The most obvious move in the NFL this offseason was the Ravens signing a new wide receiver (or three). It was less obvious why the team decided to commit so much money to former Redskins receiver Ryan Grant.

Grant has long been beloved by his coaches and teammates, but the results have never been there on game day. He has some potential to improve if given a larger role in a team's offense, which he likely would have had in Baltimore, but it never made much sense to offer him a 4-year contract worth nearly 30 million, with $14.5 million guaranteed.

Thankfully for fans who were uninspired by the reported agreement, Grant was unable to pass his physical and will not be joining the team.


At a press conference Friday morning, GM Ozzie Newsome called the void a "medical decision" that Newsome had no control over. 

NFL insider Ian Rapoport reported that Grant is recovering from a Grade 2 sprained ankle that would need two months rest.

You have to feel for Grant, who by all accounts has worked his tail off for many years just waiting for his chance. It's never easy missing out on nearly $15 million dollars guaranteed, but Grant should be able to find work with another team.

The timing of this news, coming so soon after former Raider Michael Crabtree became available, seemed fishy to some.

At Friday's press conference, Newsome also said the team would have still pursued Crabtree if they signed Grant. 

It's probably not fair to suggest that an NFL franchise would actually so publicly back out of a deal just because another option came along, as any team with that reputation would struggle to attract future free agents. That said, it could end up working out splendidly for the team.

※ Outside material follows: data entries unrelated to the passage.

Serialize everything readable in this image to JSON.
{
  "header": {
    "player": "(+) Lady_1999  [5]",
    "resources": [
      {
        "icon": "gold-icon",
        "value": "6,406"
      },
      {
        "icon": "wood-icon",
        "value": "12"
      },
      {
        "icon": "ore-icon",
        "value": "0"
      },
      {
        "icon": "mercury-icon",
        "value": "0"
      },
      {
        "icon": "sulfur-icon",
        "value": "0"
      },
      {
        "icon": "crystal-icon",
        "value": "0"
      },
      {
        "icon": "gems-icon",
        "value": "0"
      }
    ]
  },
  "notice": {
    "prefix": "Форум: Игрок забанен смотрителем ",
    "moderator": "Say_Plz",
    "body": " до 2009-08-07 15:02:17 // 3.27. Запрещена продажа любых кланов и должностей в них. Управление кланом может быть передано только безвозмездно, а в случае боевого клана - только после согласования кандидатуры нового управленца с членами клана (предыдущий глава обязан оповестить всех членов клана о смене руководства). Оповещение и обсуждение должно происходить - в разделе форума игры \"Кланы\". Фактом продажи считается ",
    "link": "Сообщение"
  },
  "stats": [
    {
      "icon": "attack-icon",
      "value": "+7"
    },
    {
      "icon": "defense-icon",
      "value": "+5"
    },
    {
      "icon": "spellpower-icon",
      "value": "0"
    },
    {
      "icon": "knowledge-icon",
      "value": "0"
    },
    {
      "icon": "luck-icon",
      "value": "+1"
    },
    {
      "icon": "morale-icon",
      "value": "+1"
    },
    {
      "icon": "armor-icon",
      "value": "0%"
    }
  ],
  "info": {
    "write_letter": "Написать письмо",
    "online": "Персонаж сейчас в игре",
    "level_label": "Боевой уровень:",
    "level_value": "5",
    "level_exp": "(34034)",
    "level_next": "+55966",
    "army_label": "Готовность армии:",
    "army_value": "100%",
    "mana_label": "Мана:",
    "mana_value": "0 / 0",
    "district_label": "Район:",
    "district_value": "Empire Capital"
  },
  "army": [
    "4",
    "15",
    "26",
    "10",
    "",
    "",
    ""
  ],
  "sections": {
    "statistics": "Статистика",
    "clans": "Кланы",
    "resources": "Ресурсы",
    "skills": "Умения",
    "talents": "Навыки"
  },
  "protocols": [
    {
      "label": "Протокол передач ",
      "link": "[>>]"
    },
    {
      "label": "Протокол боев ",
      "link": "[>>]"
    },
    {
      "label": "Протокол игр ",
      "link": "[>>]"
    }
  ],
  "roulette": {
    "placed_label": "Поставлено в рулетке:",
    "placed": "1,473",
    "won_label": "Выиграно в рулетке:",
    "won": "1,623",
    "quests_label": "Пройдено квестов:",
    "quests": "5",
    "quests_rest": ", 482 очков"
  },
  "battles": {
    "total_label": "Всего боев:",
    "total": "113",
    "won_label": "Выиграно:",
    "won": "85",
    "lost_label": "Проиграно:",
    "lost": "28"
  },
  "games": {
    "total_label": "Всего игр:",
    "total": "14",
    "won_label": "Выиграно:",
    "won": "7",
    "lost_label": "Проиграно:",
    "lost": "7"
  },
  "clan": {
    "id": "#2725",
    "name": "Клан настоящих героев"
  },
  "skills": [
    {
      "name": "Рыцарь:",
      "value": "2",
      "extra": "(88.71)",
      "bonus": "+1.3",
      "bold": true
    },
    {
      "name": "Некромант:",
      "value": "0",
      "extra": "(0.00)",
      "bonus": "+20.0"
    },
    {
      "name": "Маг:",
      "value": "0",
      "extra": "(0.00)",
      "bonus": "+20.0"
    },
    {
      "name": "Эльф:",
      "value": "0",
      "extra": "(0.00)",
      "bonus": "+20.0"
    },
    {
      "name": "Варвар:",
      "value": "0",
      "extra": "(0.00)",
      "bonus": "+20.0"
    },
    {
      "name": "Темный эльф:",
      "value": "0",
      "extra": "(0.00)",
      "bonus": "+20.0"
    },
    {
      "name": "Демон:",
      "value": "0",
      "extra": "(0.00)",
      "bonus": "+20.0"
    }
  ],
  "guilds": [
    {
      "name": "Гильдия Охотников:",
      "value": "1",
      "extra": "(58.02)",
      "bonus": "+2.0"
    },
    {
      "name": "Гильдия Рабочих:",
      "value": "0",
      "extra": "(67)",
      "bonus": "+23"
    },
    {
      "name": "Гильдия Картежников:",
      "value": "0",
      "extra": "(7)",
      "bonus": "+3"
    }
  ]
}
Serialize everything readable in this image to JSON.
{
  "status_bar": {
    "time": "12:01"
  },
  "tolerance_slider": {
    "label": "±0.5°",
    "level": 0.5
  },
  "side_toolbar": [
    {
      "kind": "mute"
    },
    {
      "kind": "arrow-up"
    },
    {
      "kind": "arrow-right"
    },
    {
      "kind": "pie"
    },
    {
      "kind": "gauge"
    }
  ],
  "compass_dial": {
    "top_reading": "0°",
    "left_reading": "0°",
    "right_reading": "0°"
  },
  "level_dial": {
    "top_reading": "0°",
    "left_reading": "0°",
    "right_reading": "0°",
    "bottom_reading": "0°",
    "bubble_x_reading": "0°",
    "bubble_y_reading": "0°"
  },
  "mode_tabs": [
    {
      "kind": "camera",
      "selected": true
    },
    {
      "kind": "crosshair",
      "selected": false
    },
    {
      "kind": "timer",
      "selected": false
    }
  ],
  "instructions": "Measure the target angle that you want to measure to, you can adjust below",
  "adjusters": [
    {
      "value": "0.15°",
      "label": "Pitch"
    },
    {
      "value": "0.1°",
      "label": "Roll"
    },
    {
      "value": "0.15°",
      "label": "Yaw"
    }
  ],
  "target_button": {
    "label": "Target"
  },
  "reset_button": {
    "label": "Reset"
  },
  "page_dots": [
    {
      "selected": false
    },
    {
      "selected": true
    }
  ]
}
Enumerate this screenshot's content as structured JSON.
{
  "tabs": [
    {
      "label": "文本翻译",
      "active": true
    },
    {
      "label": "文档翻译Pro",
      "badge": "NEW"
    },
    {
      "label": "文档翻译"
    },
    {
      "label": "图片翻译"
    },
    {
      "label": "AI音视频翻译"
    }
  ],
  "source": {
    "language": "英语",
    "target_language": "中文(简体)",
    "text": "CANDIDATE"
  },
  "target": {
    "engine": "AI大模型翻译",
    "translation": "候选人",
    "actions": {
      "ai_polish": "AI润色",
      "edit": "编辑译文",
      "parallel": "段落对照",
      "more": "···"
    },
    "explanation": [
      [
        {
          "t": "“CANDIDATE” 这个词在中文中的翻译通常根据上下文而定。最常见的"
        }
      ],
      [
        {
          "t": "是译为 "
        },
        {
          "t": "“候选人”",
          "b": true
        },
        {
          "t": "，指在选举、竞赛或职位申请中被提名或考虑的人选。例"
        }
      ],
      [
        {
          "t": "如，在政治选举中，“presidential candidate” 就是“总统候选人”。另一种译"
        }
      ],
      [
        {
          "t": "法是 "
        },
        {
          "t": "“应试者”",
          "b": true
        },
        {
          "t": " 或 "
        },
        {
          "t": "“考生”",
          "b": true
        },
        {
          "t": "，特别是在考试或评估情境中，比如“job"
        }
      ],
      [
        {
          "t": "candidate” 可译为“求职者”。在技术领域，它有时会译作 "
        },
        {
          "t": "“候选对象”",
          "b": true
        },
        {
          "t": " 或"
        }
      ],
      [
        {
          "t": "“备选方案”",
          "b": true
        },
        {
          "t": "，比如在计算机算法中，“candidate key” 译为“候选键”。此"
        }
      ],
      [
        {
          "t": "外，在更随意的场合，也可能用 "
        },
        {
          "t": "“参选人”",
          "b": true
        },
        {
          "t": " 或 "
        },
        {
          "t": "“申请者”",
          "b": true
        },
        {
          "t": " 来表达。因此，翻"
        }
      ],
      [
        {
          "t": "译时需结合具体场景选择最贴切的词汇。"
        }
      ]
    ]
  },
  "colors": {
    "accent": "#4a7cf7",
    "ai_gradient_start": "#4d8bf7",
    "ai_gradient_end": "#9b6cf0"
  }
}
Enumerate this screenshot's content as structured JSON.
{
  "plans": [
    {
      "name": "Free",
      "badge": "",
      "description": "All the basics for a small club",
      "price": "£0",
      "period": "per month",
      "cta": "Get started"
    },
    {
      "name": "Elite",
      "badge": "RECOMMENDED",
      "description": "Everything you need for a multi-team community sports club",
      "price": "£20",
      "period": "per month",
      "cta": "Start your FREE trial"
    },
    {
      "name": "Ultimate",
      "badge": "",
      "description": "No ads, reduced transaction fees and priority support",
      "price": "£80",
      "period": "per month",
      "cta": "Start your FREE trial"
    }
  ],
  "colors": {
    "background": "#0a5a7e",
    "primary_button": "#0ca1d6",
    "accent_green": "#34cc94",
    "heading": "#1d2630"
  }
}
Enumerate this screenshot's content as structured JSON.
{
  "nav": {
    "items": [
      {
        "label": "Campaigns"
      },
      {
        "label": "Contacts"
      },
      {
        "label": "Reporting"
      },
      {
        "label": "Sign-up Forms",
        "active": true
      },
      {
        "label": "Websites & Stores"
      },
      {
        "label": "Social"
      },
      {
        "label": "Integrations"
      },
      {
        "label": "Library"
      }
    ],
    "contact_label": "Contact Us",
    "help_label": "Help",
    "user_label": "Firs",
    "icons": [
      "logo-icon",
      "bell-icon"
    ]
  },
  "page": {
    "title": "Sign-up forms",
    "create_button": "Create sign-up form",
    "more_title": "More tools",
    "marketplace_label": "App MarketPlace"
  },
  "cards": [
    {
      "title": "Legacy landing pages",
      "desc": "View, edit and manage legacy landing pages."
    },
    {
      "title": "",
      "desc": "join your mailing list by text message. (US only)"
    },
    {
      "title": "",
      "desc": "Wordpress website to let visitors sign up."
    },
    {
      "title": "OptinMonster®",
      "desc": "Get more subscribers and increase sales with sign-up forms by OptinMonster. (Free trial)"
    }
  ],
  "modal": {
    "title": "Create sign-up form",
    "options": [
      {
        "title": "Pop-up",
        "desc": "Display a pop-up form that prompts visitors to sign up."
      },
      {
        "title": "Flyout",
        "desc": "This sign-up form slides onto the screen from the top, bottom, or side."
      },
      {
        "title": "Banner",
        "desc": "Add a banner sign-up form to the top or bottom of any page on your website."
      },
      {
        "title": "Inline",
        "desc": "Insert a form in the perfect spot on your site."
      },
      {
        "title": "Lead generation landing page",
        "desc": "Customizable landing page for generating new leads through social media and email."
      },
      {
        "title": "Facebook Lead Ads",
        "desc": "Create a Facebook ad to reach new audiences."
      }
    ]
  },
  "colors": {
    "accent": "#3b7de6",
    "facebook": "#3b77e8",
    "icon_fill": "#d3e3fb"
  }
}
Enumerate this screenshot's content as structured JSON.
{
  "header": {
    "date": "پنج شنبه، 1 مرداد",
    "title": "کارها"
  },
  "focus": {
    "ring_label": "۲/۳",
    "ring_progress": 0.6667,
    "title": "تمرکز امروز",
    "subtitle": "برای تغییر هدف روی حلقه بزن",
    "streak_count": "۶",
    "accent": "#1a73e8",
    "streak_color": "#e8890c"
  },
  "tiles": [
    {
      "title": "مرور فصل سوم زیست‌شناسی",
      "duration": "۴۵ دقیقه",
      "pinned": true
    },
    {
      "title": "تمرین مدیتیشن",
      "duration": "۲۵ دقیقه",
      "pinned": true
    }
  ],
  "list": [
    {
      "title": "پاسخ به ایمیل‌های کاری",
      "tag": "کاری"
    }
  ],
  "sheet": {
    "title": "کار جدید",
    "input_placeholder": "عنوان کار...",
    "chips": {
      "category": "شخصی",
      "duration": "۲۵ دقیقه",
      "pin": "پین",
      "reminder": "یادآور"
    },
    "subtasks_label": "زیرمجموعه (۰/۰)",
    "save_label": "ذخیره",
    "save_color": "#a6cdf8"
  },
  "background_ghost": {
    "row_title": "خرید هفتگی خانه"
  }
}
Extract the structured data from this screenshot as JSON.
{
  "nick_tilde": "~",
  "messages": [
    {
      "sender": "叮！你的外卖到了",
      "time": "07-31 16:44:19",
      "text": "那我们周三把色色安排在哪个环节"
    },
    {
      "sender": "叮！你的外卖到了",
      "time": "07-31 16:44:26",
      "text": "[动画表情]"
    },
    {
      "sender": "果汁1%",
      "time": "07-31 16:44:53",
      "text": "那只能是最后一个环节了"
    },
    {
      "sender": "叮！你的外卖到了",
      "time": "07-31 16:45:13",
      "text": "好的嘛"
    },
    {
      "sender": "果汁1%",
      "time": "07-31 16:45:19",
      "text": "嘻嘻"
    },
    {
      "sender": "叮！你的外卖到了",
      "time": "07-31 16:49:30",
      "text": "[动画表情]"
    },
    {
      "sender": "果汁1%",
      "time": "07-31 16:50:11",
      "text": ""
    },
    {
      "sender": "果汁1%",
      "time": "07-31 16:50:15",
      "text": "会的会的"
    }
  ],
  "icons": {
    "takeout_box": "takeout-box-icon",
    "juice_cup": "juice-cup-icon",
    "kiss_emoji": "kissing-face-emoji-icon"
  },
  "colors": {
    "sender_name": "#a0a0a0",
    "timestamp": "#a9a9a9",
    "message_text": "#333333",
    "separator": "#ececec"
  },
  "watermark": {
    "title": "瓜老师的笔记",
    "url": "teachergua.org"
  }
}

Besides, if all else is equal, shouldn't a team located in Baltimore be going after a guy named CRABtree?